Cooking potjiekos indoors in a wok might sound like a total misnomer, but it’s as easy as cooking pot-food the traditional way, and just as delicious.
For the uninitiated, traditional South African outdoor fare, potjiekos (an Afrikaans word) is literally translated as pot (potjie) food (kos), and it is cooked open an open fire in a cast iron, round-bellied, usually three-legged pot.
While there are flat-bottomed versions of the traditional potjie, the beauty of three-legged pots is that they can be placed over and above the fire. Alternatively, they can be hung over the fire – which many South Africans like to do when preparing a traditional braai (or barbecue). The shape of the pot ensures that the heat is evenly distributed in all directions, and the juices sit in the base of the pot while the food cooks – with the aroma moving upwards.
Round-bellied pots have been used for centuries, though its origins in southern Africa aren’t certain. Some say that the Voortrekkers used them to cook potjiekos when they travelled, hanging them on their wagons.
However, evidence is that original pots were imported, possibly from Sweden, and definitely from Britain, from manufacturers like Falkirk (which still produces them) and Cannon.
Cooking Potjiekos in a Wok Instead of a Potjie
While I do have a genuine cast iron potjie, I have to confess it isn’t well used. But on Friday, when one of Magic 828AM’s presenters started waxing eloquent on his idea for cooking potjiekos and drinking red wine this weekend, I was tempted to follow suit.
Not knowing quite what to cook, I grabbed a pack of lamb (a mixture of chops, neck and knuckles), and a packet each of baby potatoes and baby onions. Everything else I figured I needed I knew I already had.
And then it started to rain – with a vengeance.
My first thought was to simply make a stew of sorts instead – in a regular pot.
Ping! Why not use my large Sola wok instead? Not my usual choice for cooking stew, it’s got a sort-of rounded bottom, and these days I cook on gas. That could work… And it certainly did, even though the wok isn’t made of cast iron, but rather from forged aluminium that is finished with a tough ceramic coating. The bonus would be that because it has a glass lid, I’d be able to see exactly what was going on during the cooking process.
So out with the recipe books, including a couple of specifically potjiekos titles written by so-called potjiekos pioneer, Matie Brink in the 1980s.
Uninspired, I remembered the baby potatoes and onions, and decided to just do my own thing.
Potjiekos in a Wok My Style
Feel free to use my recipe, or to just be inspired by the idea and create your own. Quantities are approximate:
- 2 large onions, peeled and coarsely chopped
- 2 tbsp coconut oil
- 750 g lamb (2 x neck, 4 x chops, 8 x small knuckles
- Stock (I used two x 25 g sachets of Ina Parma’s concentrated liquid veggie stock)
- 150 ml water
- 50 g tomato paste

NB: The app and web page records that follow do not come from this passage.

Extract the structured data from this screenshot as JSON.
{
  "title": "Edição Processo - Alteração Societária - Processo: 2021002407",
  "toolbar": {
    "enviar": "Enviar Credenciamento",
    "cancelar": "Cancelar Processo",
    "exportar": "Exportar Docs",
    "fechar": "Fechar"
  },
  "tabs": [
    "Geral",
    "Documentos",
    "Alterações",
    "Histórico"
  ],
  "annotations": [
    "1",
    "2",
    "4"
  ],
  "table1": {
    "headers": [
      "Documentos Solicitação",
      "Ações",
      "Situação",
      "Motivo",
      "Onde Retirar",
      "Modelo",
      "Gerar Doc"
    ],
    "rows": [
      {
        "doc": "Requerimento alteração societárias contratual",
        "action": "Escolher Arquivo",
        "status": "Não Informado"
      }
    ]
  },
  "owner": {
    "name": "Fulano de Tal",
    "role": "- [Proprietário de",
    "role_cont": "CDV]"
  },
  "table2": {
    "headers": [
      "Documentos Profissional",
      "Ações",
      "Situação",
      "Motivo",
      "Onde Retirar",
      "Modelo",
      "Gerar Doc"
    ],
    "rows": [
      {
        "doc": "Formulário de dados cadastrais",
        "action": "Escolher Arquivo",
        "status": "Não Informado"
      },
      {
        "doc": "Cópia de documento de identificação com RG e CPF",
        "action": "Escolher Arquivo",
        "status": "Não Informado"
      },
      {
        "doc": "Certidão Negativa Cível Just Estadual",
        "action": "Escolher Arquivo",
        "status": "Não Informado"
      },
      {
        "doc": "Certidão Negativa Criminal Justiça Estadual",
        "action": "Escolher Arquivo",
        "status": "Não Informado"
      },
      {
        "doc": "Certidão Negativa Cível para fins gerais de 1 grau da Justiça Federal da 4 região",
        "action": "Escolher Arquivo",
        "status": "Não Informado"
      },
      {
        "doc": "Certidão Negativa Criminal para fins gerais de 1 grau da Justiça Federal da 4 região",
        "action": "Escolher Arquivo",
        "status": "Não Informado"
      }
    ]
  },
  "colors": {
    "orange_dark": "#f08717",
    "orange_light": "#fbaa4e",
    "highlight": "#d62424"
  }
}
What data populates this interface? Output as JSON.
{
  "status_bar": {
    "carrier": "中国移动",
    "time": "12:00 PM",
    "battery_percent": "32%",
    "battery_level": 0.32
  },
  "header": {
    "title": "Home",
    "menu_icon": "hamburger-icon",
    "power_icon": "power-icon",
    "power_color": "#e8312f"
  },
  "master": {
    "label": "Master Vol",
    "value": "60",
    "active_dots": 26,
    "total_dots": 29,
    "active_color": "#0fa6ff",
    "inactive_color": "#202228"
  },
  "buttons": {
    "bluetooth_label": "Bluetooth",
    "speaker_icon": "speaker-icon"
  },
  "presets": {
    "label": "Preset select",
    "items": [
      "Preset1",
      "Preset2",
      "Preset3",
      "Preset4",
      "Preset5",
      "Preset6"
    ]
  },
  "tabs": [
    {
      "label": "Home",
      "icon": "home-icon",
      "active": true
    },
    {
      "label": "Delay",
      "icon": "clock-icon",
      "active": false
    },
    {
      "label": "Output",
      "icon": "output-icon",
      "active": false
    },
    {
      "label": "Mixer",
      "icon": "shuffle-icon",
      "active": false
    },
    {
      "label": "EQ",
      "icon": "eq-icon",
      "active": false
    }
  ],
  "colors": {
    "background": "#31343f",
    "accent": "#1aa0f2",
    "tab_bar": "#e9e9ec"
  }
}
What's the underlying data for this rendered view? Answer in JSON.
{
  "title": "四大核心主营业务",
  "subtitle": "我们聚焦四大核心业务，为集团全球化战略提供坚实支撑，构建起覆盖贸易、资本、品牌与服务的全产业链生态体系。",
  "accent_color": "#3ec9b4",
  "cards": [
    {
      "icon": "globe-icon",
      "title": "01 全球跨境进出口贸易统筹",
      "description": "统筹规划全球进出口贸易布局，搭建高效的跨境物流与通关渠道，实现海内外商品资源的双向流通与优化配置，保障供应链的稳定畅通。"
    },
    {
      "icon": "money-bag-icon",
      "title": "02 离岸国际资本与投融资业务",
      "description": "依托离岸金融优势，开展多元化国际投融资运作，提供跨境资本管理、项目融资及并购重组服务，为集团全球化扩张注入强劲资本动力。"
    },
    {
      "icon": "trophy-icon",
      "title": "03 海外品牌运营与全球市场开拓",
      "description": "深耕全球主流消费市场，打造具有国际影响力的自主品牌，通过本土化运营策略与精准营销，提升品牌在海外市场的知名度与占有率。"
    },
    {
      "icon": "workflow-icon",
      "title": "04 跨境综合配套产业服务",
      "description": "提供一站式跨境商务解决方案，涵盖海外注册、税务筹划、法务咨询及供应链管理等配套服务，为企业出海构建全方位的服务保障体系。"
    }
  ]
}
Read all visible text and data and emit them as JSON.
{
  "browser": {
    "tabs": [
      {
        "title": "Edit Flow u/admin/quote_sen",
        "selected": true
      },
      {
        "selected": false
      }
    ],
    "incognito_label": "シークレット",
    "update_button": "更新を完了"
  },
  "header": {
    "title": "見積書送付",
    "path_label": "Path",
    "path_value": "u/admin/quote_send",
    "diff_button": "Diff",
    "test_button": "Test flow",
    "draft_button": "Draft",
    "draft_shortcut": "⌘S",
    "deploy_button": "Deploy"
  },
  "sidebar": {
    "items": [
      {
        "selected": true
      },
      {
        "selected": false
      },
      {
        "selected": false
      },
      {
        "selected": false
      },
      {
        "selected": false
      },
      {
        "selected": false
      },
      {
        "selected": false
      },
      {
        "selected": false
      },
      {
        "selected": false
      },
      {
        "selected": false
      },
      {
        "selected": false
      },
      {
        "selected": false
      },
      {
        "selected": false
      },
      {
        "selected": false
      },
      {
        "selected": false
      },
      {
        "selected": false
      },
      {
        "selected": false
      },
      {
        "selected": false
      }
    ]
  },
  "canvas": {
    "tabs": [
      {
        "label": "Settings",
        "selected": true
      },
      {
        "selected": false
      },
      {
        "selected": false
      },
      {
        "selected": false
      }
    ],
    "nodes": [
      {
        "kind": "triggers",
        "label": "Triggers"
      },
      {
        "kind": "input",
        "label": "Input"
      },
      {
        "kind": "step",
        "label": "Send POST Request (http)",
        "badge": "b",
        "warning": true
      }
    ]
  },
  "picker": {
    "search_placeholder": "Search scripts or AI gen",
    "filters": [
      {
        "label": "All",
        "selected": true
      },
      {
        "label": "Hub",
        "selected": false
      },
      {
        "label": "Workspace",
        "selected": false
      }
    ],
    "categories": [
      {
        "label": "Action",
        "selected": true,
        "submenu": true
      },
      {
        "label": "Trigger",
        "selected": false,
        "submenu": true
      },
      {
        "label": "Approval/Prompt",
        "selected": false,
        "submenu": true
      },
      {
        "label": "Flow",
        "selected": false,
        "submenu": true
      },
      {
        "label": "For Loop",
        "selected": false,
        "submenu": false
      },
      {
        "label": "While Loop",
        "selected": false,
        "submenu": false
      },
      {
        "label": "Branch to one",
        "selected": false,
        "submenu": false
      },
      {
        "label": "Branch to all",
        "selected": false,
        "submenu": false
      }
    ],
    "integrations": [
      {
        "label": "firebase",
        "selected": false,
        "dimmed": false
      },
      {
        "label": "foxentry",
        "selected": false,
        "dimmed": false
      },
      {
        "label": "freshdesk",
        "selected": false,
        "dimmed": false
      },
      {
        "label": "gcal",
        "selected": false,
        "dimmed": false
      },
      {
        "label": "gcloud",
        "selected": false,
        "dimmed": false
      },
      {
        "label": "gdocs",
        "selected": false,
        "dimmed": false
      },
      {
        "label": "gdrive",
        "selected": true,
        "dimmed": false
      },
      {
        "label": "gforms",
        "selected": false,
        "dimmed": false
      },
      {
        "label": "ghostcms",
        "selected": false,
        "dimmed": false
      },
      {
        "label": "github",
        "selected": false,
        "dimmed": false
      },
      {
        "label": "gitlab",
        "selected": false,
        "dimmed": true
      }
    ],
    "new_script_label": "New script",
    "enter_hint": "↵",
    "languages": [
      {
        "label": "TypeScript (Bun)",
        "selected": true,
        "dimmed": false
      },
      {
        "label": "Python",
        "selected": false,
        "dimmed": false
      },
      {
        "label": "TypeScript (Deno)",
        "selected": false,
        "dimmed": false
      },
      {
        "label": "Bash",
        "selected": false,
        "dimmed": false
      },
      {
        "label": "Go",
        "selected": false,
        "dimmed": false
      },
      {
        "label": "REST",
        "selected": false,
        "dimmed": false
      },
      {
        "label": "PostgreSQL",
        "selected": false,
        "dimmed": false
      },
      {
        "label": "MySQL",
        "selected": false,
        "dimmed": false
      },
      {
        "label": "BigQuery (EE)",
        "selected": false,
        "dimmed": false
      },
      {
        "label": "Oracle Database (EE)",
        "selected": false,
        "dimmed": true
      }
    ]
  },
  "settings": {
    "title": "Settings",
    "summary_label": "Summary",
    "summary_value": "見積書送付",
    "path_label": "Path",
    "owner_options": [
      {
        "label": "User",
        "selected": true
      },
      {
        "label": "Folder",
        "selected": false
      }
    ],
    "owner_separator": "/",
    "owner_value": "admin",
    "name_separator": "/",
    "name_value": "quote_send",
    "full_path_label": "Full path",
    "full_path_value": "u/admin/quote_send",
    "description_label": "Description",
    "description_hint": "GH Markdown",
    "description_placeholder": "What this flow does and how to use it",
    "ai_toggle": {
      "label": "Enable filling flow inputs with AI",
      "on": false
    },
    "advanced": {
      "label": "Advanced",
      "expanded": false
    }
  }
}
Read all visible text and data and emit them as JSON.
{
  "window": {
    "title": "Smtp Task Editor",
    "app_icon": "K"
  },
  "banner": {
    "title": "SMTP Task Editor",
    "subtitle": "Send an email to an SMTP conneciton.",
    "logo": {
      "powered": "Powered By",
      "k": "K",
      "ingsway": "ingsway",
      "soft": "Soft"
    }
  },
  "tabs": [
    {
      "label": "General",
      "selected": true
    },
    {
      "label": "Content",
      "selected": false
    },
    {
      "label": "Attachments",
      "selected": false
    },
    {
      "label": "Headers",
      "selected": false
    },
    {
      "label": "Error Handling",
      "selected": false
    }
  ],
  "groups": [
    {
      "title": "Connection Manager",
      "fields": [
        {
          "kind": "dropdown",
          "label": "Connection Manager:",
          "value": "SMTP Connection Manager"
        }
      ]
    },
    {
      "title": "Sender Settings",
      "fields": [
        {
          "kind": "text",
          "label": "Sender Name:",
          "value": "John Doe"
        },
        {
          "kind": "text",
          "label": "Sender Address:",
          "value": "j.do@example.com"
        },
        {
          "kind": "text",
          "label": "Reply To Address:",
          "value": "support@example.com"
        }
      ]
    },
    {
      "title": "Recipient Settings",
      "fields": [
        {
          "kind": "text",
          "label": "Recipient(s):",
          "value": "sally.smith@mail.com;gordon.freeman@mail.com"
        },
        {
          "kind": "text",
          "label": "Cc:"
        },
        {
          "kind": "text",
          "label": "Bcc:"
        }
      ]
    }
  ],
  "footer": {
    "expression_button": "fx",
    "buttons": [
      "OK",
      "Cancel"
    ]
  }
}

- 1 tblsp Worcestershire Sauce
- 150 ml (or more) red wine
- 12 pickling onions, peeled
- 10 baby potatoes
- 4 large carrots, trimmed into chunks
- Fresh herbs (1 large sprig each of thyme, rosemary, basil, or whatever else you have)
- Freshly ground black pepper
Heat the oil and lightly fry the chopped onion over medium heat. Move the onion to the sides of the wok and brown the lamb in batches. As each batch browns, move it to the side.
Add the stock, water, tomato paste and Worcestershire Sauce. Stir and allow to simmer for a few minutes. Add the wine.
Throw in the veggies. You need a bit of liquid, but you don’t need to submerge the onions, potatoes and carrots to cook them.
Place the herbs on top of the meat and veg and grind black pepper over the top.
Reduce the heat to low and allow to cook for one to two hours, until everything is cooked but still relatively intact. You can adjust the temperature while you are cooking – which of course you cannot do if using a genuine potjie.
Once your potjiekos is done, serve on its own or with a salad.
Cheers – Enjoy